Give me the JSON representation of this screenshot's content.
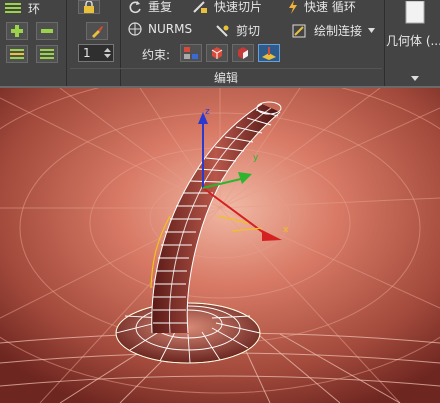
{
  "ribbon": {
    "ring_label": "环",
    "spinner_value": "1",
    "repeat_label": "重复",
    "quick_slice_label": "快速切片",
    "quick_loop_label": "快速 循环",
    "nurms_label": "NURMS",
    "cut_label": "剪切",
    "paint_connect_label": "绘制连接",
    "constraints_label": "约束:",
    "group_label": "编辑",
    "geometry_label": "几何体 (..."
  },
  "colors": {
    "ribbon_bg": "#444444",
    "viewport_bg": "#8a3b33",
    "wire_white": "#ffffff",
    "wire_yellow": "#f0c21a",
    "axis_x": "#d42020",
    "axis_y": "#2db52d",
    "axis_z": "#2a3ad0"
  }
}
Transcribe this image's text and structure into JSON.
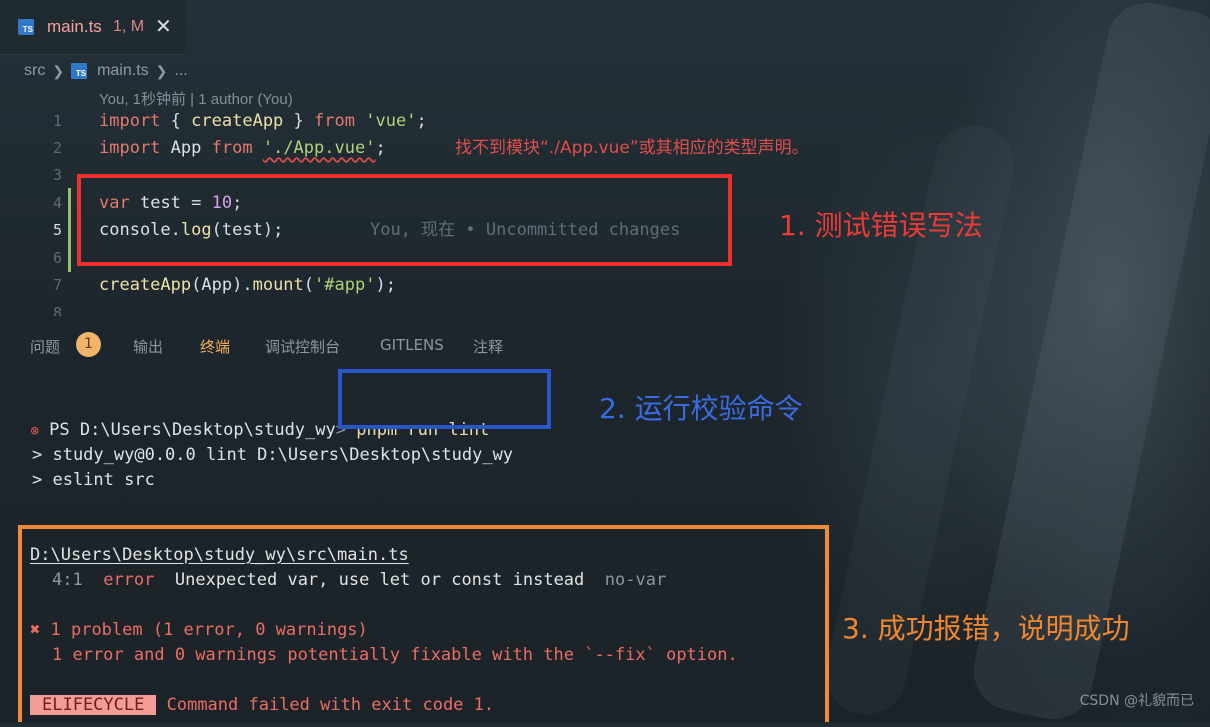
{
  "tab": {
    "name": "main.ts",
    "status": "1, M",
    "icon": "ts-file-icon",
    "close_glyph": "✕"
  },
  "breadcrumb": {
    "folder": "src",
    "file": "main.ts",
    "more": "..."
  },
  "blame_header": "You, 1秒钟前 | 1 author (You)",
  "editor": {
    "line_numbers": [
      "1",
      "2",
      "3",
      "4",
      "5",
      "6",
      "7",
      "8"
    ],
    "diagnostic": "找不到模块“./App.vue”或其相应的类型声明。",
    "inline_blame": "You, 现在 • Uncommitted changes",
    "tokens": {
      "import": "import",
      "lbrace": "{",
      "createApp": "createApp",
      "rbrace": "}",
      "from": "from",
      "vue_str": "'vue'",
      "semi": ";",
      "App": "App",
      "app_vue_str": "'./App.vue'",
      "var": "var",
      "test": "test",
      "eq": "=",
      "ten": "10",
      "console": "console",
      "dot": ".",
      "log": "log",
      "lparen": "(",
      "rparen": ")",
      "mount": "mount",
      "app_sel": "'#app'"
    }
  },
  "annotations": {
    "step1": "1. 测试错误写法",
    "step2": "2. 运行校验命令",
    "step3": "3. 成功报错，说明成功"
  },
  "panel": {
    "tabs": [
      {
        "label": "问题"
      },
      {
        "label": "输出"
      },
      {
        "label": "终端"
      },
      {
        "label": "调试控制台"
      },
      {
        "label": "GITLENS"
      },
      {
        "label": "注释"
      }
    ],
    "problems_count": "1",
    "active_tab": "终端"
  },
  "terminal": {
    "prompt": "PS D:\\Users\\Desktop\\study_wy",
    "prompt_arrow": ">",
    "command": "pnpm run lint",
    "out1": "> study_wy@0.0.0 lint D:\\Users\\Desktop\\study_wy",
    "out2": "> eslint src",
    "file_path": "D:\\Users\\Desktop\\study_wy\\src\\main.ts",
    "err_pos": "4:1",
    "err_level": "error",
    "err_msg": "Unexpected var, use let or const instead",
    "err_rule": "no-var",
    "problems_icon": "✖",
    "problems": "1 problem (1 error, 0 warnings)",
    "fixable": "1 error and 0 warnings potentially fixable with the `--fix` option.",
    "elifecycle": "ELIFECYCLE",
    "failed_msg": "Command failed with exit code 1."
  },
  "watermark": "CSDN @礼貌而已",
  "colors": {
    "red_box": "#ee2f2f",
    "blue_box": "#2b56c9",
    "orange_box": "#f28b38",
    "accent_tab": "#f1b15e"
  }
}
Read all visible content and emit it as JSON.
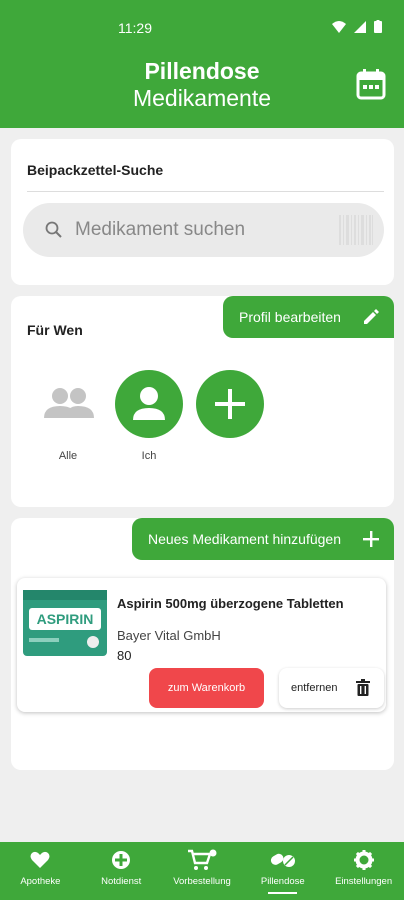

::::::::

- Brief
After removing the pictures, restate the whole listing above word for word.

- Exercise response
Give me the JSON representation of this screenshot's content.
{
  "ribbon": {
    "ring_label": "环",
    "spinner_value": "1",
    "repeat_label": "重复",
    "quick_slice_label": "快速切片",
    "quick_loop_label": "快速 循环",
    "nurms_label": "NURMS",
    "cut_label": "剪切",
    "paint_connect_label": "绘制连接",
    "constraints_label": "约束:",
    "group_label": "编辑",
    "geometry_label": "几何体 (..."
  },
  "colors": {
    "ribbon_bg": "#444444",
    "viewport_bg": "#8a3b33",
    "wire_white": "#ffffff",
    "wire_yellow": "#f0c21a",
    "axis_x": "#d42020",
    "axis_y": "#2db52d",
    "axis_z": "#2a3ad0"
  }
}
Transcribe this image's text and structure into JSON.
{
  "tab": {
    "name": "main.ts",
    "status": "1, M",
    "icon": "ts-file-icon",
    "close_glyph": "✕"
  },
  "breadcrumb": {
    "folder": "src",
    "file": "main.ts",
    "more": "..."
  },
  "blame_header": "You, 1秒钟前 | 1 author (You)",
  "editor": {
    "line_numbers": [
      "1",
      "2",
      "3",
      "4",
      "5",
      "6",
      "7",
      "8"
    ],
    "diagnostic": "找不到模块“./App.vue”或其相应的类型声明。",
    "inline_blame": "You, 现在 • Uncommitted changes",
    "tokens": {
      "import": "import",
      "lbrace": "{",
      "createApp": "createApp",
      "rbrace": "}",
      "from": "from",
      "vue_str": "'vue'",
      "semi": ";",
      "App": "App",
      "app_vue_str": "'./App.vue'",
      "var": "var",
      "test": "test",
      "eq": "=",
      "ten": "10",
      "console": "console",
      "dot": ".",
      "log": "log",
      "lparen": "(",
      "rparen": ")",
      "mount": "mount",
      "app_sel": "'#app'"
    }
  },
  "annotations": {
    "step1": "1. 测试错误写法",
    "step2": "2. 运行校验命令",
    "step3": "3. 成功报错，说明成功"
  },
  "panel": {
    "tabs": [
      {
        "label": "问题"
      },
      {
        "label": "输出"
      },
      {
        "label": "终端"
      },
      {
        "label": "调试控制台"
      },
      {
        "label": "GITLENS"
      },
      {
        "label": "注释"
      }
    ],
    "problems_count": "1",
    "active_tab": "终端"
  },
  "terminal": {
    "prompt": "PS D:\\Users\\Desktop\\study_wy",
    "prompt_arrow": ">",
    "command": "pnpm run lint",
    "out1": "> study_wy@0.0.0 lint D:\\Users\\Desktop\\study_wy",
    "out2": "> eslint src",
    "file_path": "D:\\Users\\Desktop\\study_wy\\src\\main.ts",
    "err_pos": "4:1",
    "err_level": "error",
    "err_msg": "Unexpected var, use let or const instead",
    "err_rule": "no-var",
    "problems_icon": "✖",
    "problems": "1 problem (1 error, 0 warnings)",
    "fixable": "1 error and 0 warnings potentially fixable with the `--fix` option.",
    "elifecycle": "ELIFECYCLE",
    "failed_msg": "Command failed with exit code 1."
  },
  "watermark": "CSDN @礼貌而已",
  "colors": {
    "red_box": "#ee2f2f",
    "blue_box": "#2b56c9",
    "orange_box": "#f28b38",
    "accent_tab": "#f1b15e"
  }
}
Read all visible content and emit it as JSON.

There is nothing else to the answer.